You get the right angle, turn a little wheel on your camera, correct your lighting, click, you got your shot.
It sounds like an idealist's ode to the photojournalist. And yes, there seem to be a few great photographers out there, who seem to be able to live for a month on one photo's earnings.
But the viewer clicks on. To photo slideshows, photo series, photos tagged in albums, to interactive maps and graphics. And so a photographer either goes on a scavenger hunt for the next interactive map, running from one building/person/event to the next; or has to take mug shots of 50 people who give representative opinions, Man-On-The-Street polls on the elections, Britney Spears, Detergent; or is s/he is one of 40 random photographers who work for Getty Images, the AP, Reuters, Corbis, who contribute namelessly to a larger project.
It slaps the photog ego in the face, which is sort of satisfactory to me. It takes away from Walter Benjamin's prediction that photography politicizes/is inherently politicized due to its fake objectivity, its need for a verbal framing. Now the multimedia framing negates its singularity. Takes away from its wordlessness.

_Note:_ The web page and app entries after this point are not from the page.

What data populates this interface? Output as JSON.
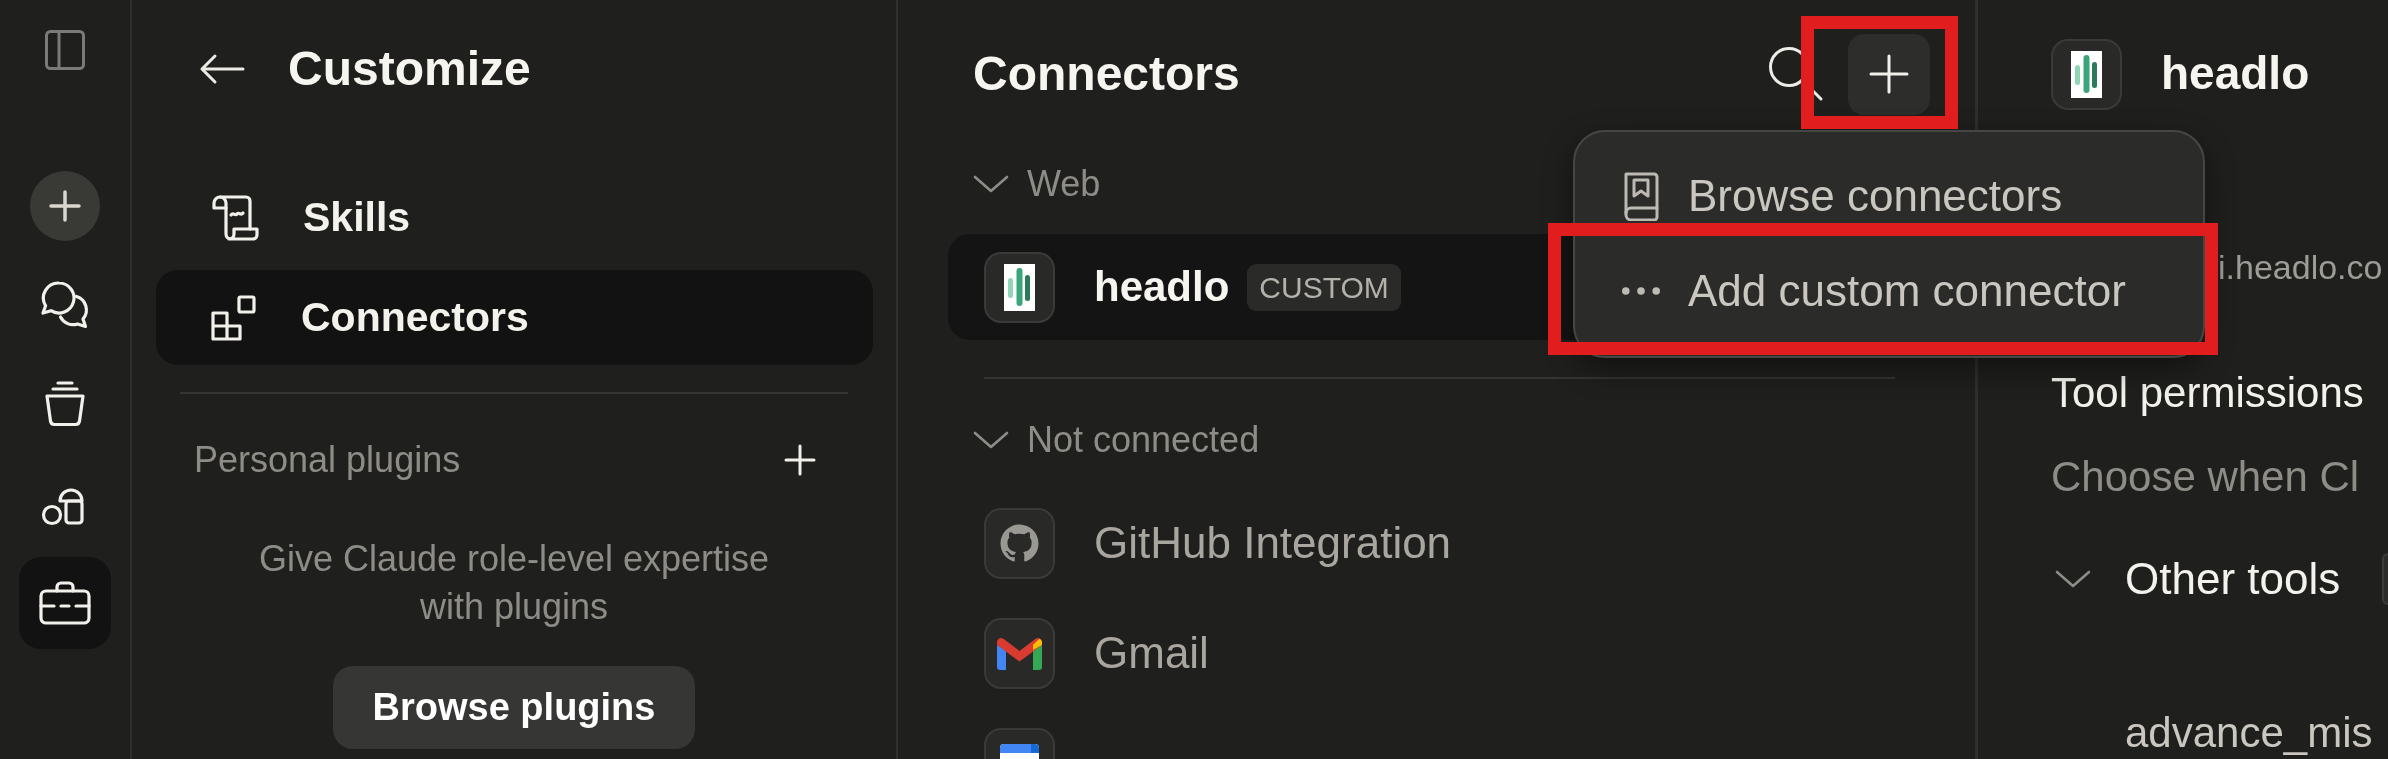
{
  "rail": {
    "items": [
      {
        "kind": "panel",
        "selected": false
      },
      {
        "kind": "plus",
        "selected": false
      },
      {
        "kind": "chat",
        "selected": false
      },
      {
        "kind": "stack",
        "selected": false
      },
      {
        "kind": "shapes",
        "selected": false
      },
      {
        "kind": "briefcase",
        "selected": true
      }
    ]
  },
  "customize": {
    "title": "Customize",
    "nav": [
      {
        "label": "Skills",
        "kind": "scroll",
        "selected": false
      },
      {
        "label": "Connectors",
        "kind": "blocks",
        "selected": true
      }
    ],
    "plugins": {
      "heading": "Personal plugins",
      "description": "Give Claude role-level expertise with plugins",
      "button": "Browse plugins"
    }
  },
  "connectors": {
    "title": "Connectors",
    "add_button": {
      "annotated": true
    },
    "sections": [
      {
        "label": "Web",
        "expanded": true,
        "items": [
          {
            "name": "headlo",
            "badge": "CUSTOM",
            "kind": "bars",
            "connected": true,
            "selected": true
          }
        ]
      },
      {
        "label": "Not connected",
        "expanded": true,
        "items": [
          {
            "name": "GitHub Integration",
            "kind": "github",
            "connected": false,
            "selected": false
          },
          {
            "name": "Gmail",
            "kind": "gmail",
            "connected": false,
            "selected": false
          },
          {
            "kind": "calendar",
            "selected": false
          }
        ]
      }
    ]
  },
  "menu": {
    "items": [
      {
        "label": "Browse connectors",
        "kind": "book",
        "annotated": false
      },
      {
        "label": "Add custom connector",
        "kind": "dots",
        "annotated": true
      }
    ]
  },
  "detail": {
    "name": "headlo",
    "kind": "bars",
    "url": "i.headlo.co",
    "permissions": {
      "heading": "Tool permissions",
      "description": "Choose when Cl",
      "groups": [
        {
          "label": "Other tools",
          "expanded": true,
          "tools": [
            "advance_mis"
          ]
        }
      ]
    }
  }
}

Contextualizes the photograph for the consumer, while s/he is just as capable of re-contextualizing the image through posting it on facebook/blogger. The image has become a free-floating currency. The iconic image mutates into a malleable (both in size and meaning) broche, worn, traded, bought, lost, sold. And it loses its charisma, or to use Benjamin's vocabulary, its aura, once more.